After the user has chosen whether the policy is to be created or edited, the graphic user interface of the guiding processing displays a screen, illustrated in FIG. 10, where the policy condition set must be defined 1000 and in particular for this display screen, information pertaining to the MAC addresses 1005. If the policy is being created, the user is required to enter a name for the new policy 1010. Otherwise, the policy is being edited and the name will not be concurrently editable. If the policy must be renamed, the policy must be deleted and recreated, since the name field is the key for the data repository. The tab selections 1020 represent the features for setting policy conditions that are valid for provisioned QoS. Only those conditions that are valid for the selected feature and any conditions that are currently in effect are presented. When the user selects the targets for the Policy, if a target is selected that cannot support the policy, then an error message will be displayed to the user and processing will continue.
An example of the provisioned QoS action screen is depicted in
When the user selects the “Finish” button 2110 from the “Apply Policy To Devices” screen 2120, the following processing, as illustrated in
If the user wishes to establish an order of precedence for this policy, other than the default precedence, the initial guiding processing graphic user interface screen depicted in
An appropriate error message will be displayed once the “Apply” or “Finish” button 2110 is selected, if the LDAP server cannot be updated, or if there is an error in notifying the selected devices that they should re-cache their LDAP repository data or if there is an error in the devices notifying the policy processing of their updates status.
Many alterations and modifications may be made by those having ordinary skill in the art without departing from the spirit and scope of the invention and its several embodiments disclosed herein. Therefore, it must be understood that the illustrated embodiments have been set forth only for the purposes of example and that it should not be taken as limiting the invention as defined by the following claims. For example, the services disclosed may be performed by processing hosted on one or several network devices such as servers.
The words used in this specification to describe the invention and its various embodiments are to be understood not only in the sense of their commonly defined meanings, but to include by special definition in this specification structure, material or acts beyond the scope of the commonly defined meanings. Thus if an element can be understood in the context of this specification as including more than one meaning, then its use in a claim must be understood as being generic to all possible meanings supported by the specification and by the word itself.

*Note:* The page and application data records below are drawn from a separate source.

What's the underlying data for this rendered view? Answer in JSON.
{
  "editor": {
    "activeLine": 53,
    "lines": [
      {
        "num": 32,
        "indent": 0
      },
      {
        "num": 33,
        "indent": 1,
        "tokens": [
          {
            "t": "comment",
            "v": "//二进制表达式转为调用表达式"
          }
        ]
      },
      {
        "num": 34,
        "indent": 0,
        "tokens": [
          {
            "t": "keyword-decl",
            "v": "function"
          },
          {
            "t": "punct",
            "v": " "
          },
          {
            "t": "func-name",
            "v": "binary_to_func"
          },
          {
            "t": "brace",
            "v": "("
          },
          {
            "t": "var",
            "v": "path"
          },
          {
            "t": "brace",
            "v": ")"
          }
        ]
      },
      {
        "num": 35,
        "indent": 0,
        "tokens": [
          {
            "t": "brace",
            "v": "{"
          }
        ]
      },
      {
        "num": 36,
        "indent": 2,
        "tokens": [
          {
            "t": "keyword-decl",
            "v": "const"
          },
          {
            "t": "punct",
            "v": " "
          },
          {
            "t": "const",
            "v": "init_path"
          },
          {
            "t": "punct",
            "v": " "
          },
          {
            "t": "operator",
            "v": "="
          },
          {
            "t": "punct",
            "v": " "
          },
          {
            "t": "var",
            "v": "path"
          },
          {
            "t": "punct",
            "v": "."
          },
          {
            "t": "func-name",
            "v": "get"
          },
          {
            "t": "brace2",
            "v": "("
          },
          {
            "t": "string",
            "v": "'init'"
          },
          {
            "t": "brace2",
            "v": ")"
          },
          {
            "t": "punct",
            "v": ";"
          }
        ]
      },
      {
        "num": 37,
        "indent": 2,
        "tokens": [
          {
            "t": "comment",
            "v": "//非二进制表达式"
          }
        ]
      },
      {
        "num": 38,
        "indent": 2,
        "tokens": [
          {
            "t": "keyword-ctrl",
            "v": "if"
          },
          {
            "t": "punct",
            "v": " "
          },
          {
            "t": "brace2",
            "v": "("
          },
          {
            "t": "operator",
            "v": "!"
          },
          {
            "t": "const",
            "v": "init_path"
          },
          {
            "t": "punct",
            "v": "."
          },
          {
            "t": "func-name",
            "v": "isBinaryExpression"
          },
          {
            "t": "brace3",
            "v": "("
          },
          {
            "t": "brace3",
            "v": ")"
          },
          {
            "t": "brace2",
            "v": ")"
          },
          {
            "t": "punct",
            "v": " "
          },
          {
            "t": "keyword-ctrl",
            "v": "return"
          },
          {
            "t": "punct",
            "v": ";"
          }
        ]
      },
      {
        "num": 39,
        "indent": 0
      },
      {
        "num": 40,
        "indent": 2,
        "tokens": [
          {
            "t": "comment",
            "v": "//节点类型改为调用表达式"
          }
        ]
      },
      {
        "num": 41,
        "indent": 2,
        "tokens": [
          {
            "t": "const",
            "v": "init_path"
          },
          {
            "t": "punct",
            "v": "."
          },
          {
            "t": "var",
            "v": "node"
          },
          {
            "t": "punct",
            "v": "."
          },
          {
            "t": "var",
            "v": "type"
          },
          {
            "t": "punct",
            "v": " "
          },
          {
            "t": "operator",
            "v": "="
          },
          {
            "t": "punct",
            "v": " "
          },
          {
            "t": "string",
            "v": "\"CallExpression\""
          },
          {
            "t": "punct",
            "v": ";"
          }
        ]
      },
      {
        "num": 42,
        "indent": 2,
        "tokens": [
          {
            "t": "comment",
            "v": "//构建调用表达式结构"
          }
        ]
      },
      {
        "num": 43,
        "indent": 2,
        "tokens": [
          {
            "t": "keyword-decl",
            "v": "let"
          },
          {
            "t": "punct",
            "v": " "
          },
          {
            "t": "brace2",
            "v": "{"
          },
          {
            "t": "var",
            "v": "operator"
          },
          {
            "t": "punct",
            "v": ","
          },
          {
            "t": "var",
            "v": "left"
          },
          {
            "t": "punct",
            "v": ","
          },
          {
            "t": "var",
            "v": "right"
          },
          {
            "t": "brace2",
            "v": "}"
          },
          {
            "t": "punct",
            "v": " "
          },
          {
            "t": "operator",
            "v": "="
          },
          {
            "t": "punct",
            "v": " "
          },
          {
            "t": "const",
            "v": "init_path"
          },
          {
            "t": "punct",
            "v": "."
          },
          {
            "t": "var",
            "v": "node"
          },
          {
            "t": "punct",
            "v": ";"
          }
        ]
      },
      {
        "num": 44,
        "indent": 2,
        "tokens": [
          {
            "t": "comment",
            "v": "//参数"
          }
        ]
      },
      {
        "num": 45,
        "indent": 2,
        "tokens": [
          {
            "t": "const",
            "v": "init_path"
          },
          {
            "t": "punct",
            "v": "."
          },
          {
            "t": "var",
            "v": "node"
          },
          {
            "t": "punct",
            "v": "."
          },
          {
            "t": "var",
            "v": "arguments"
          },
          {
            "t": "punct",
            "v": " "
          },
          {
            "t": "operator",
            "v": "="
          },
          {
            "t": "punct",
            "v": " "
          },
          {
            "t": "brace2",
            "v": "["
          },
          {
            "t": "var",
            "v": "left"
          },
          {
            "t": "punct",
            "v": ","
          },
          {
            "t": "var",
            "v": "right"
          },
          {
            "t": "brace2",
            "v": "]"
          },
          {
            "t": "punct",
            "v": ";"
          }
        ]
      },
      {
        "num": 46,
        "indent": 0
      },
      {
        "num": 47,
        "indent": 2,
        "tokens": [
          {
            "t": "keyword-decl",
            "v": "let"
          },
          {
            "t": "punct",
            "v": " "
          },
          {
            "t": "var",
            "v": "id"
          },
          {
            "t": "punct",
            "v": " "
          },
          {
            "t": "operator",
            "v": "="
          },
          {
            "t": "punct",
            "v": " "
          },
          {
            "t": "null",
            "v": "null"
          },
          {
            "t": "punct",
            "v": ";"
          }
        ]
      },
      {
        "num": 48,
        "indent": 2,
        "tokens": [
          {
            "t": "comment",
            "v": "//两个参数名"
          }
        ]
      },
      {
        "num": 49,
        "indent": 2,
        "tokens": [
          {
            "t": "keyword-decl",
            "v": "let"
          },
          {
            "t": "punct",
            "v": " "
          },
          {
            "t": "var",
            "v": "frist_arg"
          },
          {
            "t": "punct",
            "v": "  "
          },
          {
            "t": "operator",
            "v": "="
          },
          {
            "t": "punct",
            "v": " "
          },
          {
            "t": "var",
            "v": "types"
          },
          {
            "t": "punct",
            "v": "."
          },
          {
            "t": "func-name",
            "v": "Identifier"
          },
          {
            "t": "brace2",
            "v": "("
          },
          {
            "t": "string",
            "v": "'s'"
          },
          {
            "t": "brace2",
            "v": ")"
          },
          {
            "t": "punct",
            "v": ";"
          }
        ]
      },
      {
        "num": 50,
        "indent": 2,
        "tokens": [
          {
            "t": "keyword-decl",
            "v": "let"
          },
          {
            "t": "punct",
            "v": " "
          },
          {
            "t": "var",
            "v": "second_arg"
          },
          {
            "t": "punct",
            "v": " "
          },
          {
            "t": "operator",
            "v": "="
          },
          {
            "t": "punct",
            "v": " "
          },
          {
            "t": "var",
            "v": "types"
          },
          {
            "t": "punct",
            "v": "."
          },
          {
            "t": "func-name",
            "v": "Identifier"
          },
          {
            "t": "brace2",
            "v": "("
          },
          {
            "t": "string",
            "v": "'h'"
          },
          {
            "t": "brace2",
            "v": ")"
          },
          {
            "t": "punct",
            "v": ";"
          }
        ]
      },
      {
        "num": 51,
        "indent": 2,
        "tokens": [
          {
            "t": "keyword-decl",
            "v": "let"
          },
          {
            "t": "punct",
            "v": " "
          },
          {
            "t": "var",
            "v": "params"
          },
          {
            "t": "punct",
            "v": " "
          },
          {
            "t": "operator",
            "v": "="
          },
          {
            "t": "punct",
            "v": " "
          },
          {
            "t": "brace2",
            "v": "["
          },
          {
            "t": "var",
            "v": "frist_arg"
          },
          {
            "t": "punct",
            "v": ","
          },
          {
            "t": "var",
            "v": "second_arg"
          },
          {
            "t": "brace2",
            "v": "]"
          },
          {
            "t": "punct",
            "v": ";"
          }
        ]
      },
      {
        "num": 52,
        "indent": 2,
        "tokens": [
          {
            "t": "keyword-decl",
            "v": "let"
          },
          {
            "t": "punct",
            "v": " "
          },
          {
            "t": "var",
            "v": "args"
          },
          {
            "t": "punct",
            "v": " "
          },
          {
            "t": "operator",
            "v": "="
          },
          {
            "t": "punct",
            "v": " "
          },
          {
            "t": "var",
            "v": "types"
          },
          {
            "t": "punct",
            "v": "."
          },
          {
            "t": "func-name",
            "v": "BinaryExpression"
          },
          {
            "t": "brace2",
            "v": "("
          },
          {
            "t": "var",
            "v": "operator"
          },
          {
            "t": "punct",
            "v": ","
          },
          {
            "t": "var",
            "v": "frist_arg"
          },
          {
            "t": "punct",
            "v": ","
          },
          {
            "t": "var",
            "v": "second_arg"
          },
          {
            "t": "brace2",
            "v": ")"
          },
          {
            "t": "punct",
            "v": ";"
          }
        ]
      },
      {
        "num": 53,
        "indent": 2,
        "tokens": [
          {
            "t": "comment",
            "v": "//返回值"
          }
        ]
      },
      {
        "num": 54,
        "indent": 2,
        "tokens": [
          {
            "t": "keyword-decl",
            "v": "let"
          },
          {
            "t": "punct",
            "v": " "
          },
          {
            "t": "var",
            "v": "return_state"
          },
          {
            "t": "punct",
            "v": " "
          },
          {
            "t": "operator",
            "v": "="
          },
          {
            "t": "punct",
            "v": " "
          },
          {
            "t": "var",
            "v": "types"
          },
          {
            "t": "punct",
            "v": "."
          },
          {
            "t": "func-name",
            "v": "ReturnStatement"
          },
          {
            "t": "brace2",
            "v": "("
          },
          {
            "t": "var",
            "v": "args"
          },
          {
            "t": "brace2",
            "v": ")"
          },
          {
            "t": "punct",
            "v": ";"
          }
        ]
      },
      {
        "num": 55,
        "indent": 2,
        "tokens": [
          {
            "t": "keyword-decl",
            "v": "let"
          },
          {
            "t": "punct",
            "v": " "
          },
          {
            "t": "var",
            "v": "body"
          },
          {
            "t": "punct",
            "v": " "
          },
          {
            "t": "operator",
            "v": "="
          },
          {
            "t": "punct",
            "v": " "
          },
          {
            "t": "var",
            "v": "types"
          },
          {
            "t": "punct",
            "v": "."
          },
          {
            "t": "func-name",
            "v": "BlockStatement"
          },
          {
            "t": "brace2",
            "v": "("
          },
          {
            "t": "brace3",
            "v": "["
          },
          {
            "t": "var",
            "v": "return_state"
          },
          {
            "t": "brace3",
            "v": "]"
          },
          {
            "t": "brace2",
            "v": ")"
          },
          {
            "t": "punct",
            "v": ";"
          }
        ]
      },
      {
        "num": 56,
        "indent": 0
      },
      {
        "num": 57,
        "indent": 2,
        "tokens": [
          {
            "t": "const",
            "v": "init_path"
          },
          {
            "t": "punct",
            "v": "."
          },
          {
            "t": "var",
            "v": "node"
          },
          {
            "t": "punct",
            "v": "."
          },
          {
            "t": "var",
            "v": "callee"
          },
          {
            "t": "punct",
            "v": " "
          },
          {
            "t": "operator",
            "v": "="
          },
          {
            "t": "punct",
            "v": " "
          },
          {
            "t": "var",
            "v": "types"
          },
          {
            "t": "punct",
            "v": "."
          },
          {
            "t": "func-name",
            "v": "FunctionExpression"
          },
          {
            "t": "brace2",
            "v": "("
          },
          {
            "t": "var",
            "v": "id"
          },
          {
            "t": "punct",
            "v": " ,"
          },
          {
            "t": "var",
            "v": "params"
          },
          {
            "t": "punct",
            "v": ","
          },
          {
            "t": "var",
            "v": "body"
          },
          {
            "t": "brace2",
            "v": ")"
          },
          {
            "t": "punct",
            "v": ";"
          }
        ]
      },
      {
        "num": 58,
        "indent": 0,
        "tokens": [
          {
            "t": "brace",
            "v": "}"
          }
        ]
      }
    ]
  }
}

The definitions of the words or elements of the following claims are, therefore, defined in this specification to include not only the combination of elements which are literally set forth, but all equivalent structure, material or acts for performing substantially the same function in substantially the same way to obtain substantially the same result.
In addition to the equivalents of the claimed elements, obvious substitutions now or later known to one with ordinary skill in the art are defined to be within the scope of the defined elements. For example, the identifying colors for the icons may different that those disclosed and still achieve the function of status-by-color.
The claims are thus to be understood to include what is specifically illustrated and described above, what is conceptually equivalent, what can be obviously substituted and also what essentially incorporates the essential idea of the invention.